The security pull stations were installed adjacent to and at the same height as the standard fire pull stations, which were located at all egress points and in major hallway intersections that led to those egress points. Pull station locations made them clearly visible to employees from a number of vantage points within the facility, and it would be easy for anyone in an emergency to safely activate one of the alarms as they evacuated the facility or ran along a hallway to seek cover in an office.
Once the system was installed, it was thoroughly tested to ensure that the pull stations triggered the notification message and also sent an alarm to the security operations center at corporate headquarters in Cedar Rapids. This was a critical step. It ensured that there was someone not directly affected by the event who could make contact with emergency services personnel, make broader notifications through the company’s mass notification system, and begin marshaling resources to respond to the site. Personnel at the security operations center are also able to remotely view surveillance cameras for each facility and can provide real-time intelligence to emergency responders or company personnel.
The cost of installing the systems ranged between $1.60 and $1.70 per square foot. Based on the company’s experience with fire pull stations, it anticipates virtually no maintenance costs with the system and the shelf life should be in excess of 10 to 15 years.
Similar to other security technology upgrades, a multiyear plan will be developed to install imminent-threat-notification systems at other company facilities to ensure that the investment of capital funds is managed appropriately and based on priority relative to other security projects and business necessity.
To further enhance the system, the company is in the process of strategically placing panic buttons at high-risk locations such as administrative workstations adjacent to executive offices.

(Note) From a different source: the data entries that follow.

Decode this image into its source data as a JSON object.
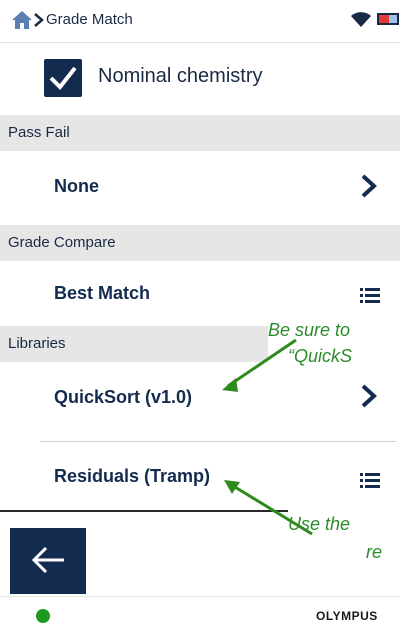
{
  "status_bar": {
    "breadcrumb_label": "Grade Match"
  },
  "nominal": {
    "label": "Nominal chemistry",
    "checked": true
  },
  "sections": {
    "pass_fail": {
      "header": "Pass Fail",
      "value": "None"
    },
    "grade_compare": {
      "header": "Grade Compare",
      "value": "Best Match"
    },
    "libraries": {
      "header": "Libraries",
      "items": [
        "QuickSort (v1.0)",
        "Residuals (Tramp)"
      ]
    }
  },
  "callouts": {
    "first": {
      "line1": "Be sure to",
      "line2": "“QuickS"
    },
    "second": {
      "line1": "Use the",
      "line2": "re"
    }
  },
  "footer": {
    "brand": "OLYMPUS"
  },
  "colors": {
    "navy": "#132b4f",
    "callout_green": "#2c8c2c",
    "status_green": "#1d9a1d"
  },
  "icons": [
    "home-icon",
    "chevron-right-icon",
    "wifi-icon",
    "battery-icon",
    "checkmark-icon",
    "list-icon",
    "back-arrow-icon"
  ]
}
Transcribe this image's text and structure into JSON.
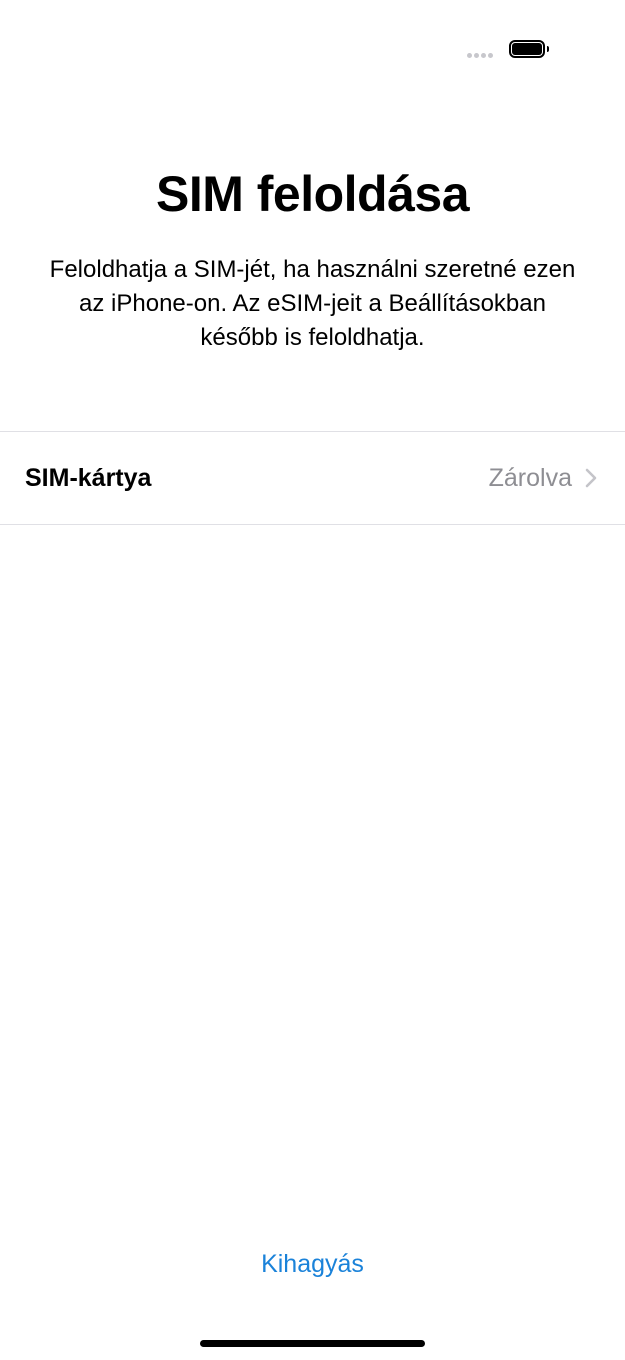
{
  "status_bar": {
    "signal_icon": "signal-dots-icon",
    "battery_icon": "battery-icon"
  },
  "title": "SIM feloldása",
  "description": "Feloldhatja a SIM-jét, ha használni szeretné ezen az iPhone-on. Az eSIM-jeit a Beállításokban később is feloldhatja.",
  "sim_row": {
    "label": "SIM-kártya",
    "status": "Zárolva",
    "chevron_icon": "chevron-right-icon"
  },
  "skip_label": "Kihagyás",
  "colors": {
    "accent": "#1a82d9",
    "secondary_text": "#8e8e93",
    "divider": "#e0e0e5"
  }
}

Employee training was also an important element in the system rollout and was coordinated with the company’s environmental safety and health team. The security department provided initial training on the new system to the sites where they were installed. Security instructors trained supervisors and then posted fliers around the facilities to explain what the new blue security pull stations were all about. The supervisors were then responsible for explaining the system to their employees. The company already had existing training on workplace-violence awareness and prevention. The organization is integrating the imminent-threat system into the existing instructor-led and computer-based training this fiscal year.
Among the most critical points that the training is intended to convey is when to activate the system and when not to activate it. The training and fliers all explain that the pull stations are for security emergencies only. They are not to be used for general security complaints, such as parking problems or thefts.

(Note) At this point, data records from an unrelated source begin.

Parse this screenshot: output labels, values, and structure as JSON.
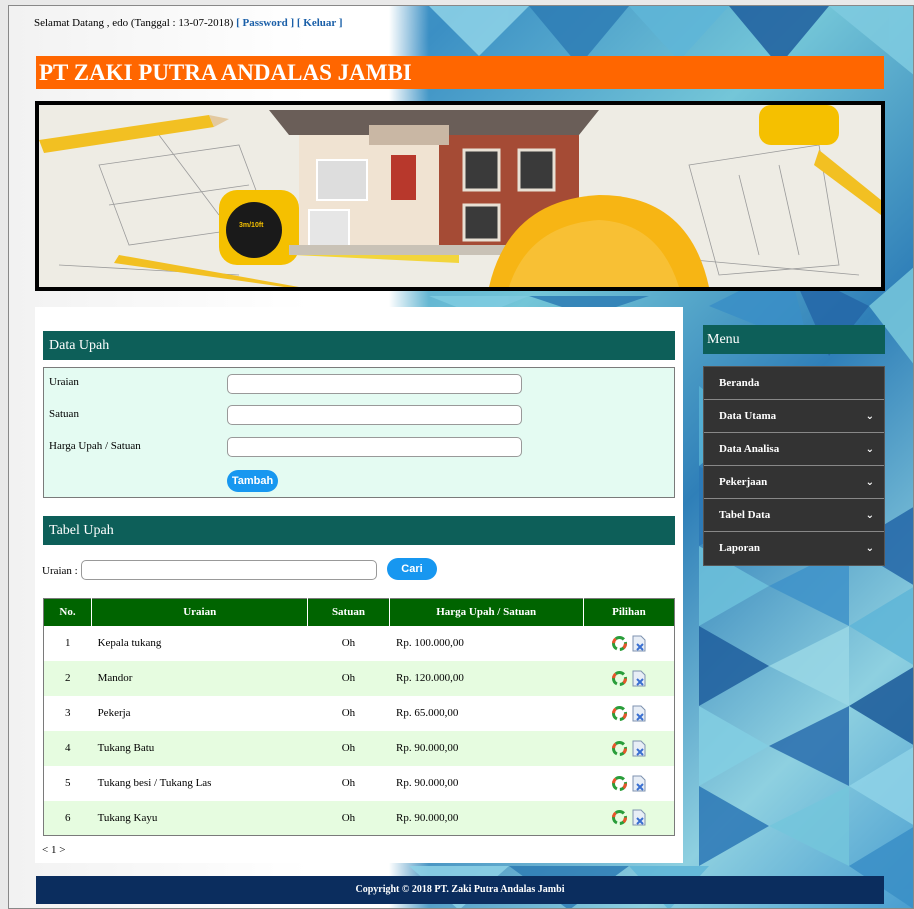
{
  "header": {
    "welcome_prefix": "Selamat Datang , edo (Tanggal : 13-07-2018)",
    "password_link": "[ Password ]",
    "logout_link": "[ Keluar ]",
    "site_title": "PT ZAKI PUTRA ANDALAS JAMBI"
  },
  "form": {
    "title": "Data Upah",
    "uraian_label": "Uraian",
    "satuan_label": "Satuan",
    "harga_label": "Harga Upah / Satuan",
    "uraian_value": "",
    "satuan_value": "",
    "harga_value": "",
    "submit_label": "Tambah"
  },
  "table_section": {
    "title": "Tabel Upah",
    "search_label": "Uraian :",
    "search_value": "",
    "search_button": "Cari",
    "columns": [
      "No.",
      "Uraian",
      "Satuan",
      "Harga Upah / Satuan",
      "Pilihan"
    ],
    "rows": [
      {
        "no": "1",
        "uraian": "Kepala tukang",
        "satuan": "Oh",
        "harga": "Rp. 100.000,00"
      },
      {
        "no": "2",
        "uraian": "Mandor",
        "satuan": "Oh",
        "harga": "Rp. 120.000,00"
      },
      {
        "no": "3",
        "uraian": "Pekerja",
        "satuan": "Oh",
        "harga": "Rp. 65.000,00"
      },
      {
        "no": "4",
        "uraian": "Tukang Batu",
        "satuan": "Oh",
        "harga": "Rp. 90.000,00"
      },
      {
        "no": "5",
        "uraian": "Tukang besi / Tukang Las",
        "satuan": "Oh",
        "harga": "Rp. 90.000,00"
      },
      {
        "no": "6",
        "uraian": "Tukang Kayu",
        "satuan": "Oh",
        "harga": "Rp. 90.000,00"
      }
    ],
    "pagination": "< 1 >"
  },
  "menu": {
    "title": "Menu",
    "items": [
      {
        "label": "Beranda",
        "has_submenu": false
      },
      {
        "label": "Data Utama",
        "has_submenu": true
      },
      {
        "label": "Data Analisa",
        "has_submenu": true
      },
      {
        "label": "Pekerjaan",
        "has_submenu": true
      },
      {
        "label": "Tabel Data",
        "has_submenu": true
      },
      {
        "label": "Laporan",
        "has_submenu": true
      }
    ]
  },
  "footer": {
    "copyright": "Copyright © 2018 PT. Zaki Putra Andalas Jambi"
  },
  "colors": {
    "title_bar": "#ff6600",
    "section_head": "#0d5f59",
    "table_head": "#006400",
    "button": "#1797f0",
    "footer": "#0b2d5e"
  },
  "icons": {
    "edit": "edit-icon",
    "delete": "delete-icon",
    "menu_chevron": "chevron-down-icon"
  }
}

Even though workplace violence events are rare, they are traumatic, and the prospect of having that type of experience creates fear and uncertainty in the minds of employees. The installation of an imminent-threat system that can reduce the threat helps to alleviate that fear. After the new system was installed, employees frequently reported that they were comforted by the fact that the company was concerned for their safety.
Michael J. Sullivan is corporate security director for Rockwell Collins in Cedar Rapids, Iowa.